The lines to copy are those in the listing that hold the word "JSON".

*** Opening THE DATA ***

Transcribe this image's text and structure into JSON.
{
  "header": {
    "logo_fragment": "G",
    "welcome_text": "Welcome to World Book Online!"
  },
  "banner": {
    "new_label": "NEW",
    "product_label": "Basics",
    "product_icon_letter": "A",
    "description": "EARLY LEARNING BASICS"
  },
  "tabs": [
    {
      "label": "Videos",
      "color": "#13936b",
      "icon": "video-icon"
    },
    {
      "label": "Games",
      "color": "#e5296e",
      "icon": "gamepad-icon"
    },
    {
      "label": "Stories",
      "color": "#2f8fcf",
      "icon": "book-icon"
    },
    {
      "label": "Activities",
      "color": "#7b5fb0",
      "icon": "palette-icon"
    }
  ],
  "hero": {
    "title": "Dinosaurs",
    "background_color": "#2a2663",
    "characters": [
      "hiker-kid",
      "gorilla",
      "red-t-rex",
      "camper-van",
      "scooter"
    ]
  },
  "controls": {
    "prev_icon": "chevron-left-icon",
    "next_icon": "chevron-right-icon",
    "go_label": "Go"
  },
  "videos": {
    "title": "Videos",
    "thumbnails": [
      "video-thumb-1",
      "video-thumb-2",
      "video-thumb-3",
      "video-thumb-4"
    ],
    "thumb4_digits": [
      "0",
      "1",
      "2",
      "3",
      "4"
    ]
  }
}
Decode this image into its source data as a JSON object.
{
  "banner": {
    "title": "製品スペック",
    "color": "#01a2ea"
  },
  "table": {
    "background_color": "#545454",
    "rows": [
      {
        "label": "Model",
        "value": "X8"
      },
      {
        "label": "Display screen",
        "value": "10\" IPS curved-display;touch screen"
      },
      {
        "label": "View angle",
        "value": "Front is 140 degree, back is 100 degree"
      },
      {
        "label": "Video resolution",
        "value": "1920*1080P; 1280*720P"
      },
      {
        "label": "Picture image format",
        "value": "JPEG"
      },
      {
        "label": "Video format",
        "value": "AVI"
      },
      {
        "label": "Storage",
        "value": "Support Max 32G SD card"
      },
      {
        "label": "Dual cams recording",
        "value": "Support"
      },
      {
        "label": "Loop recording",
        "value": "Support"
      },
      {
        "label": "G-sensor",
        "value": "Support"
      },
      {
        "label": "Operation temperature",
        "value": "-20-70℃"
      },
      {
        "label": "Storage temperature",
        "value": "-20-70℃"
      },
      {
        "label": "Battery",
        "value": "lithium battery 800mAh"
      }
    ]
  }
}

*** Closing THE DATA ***

REPLY
Transcribe this image's text and structure into JSON.
Decode this image into its source data as a JSON object.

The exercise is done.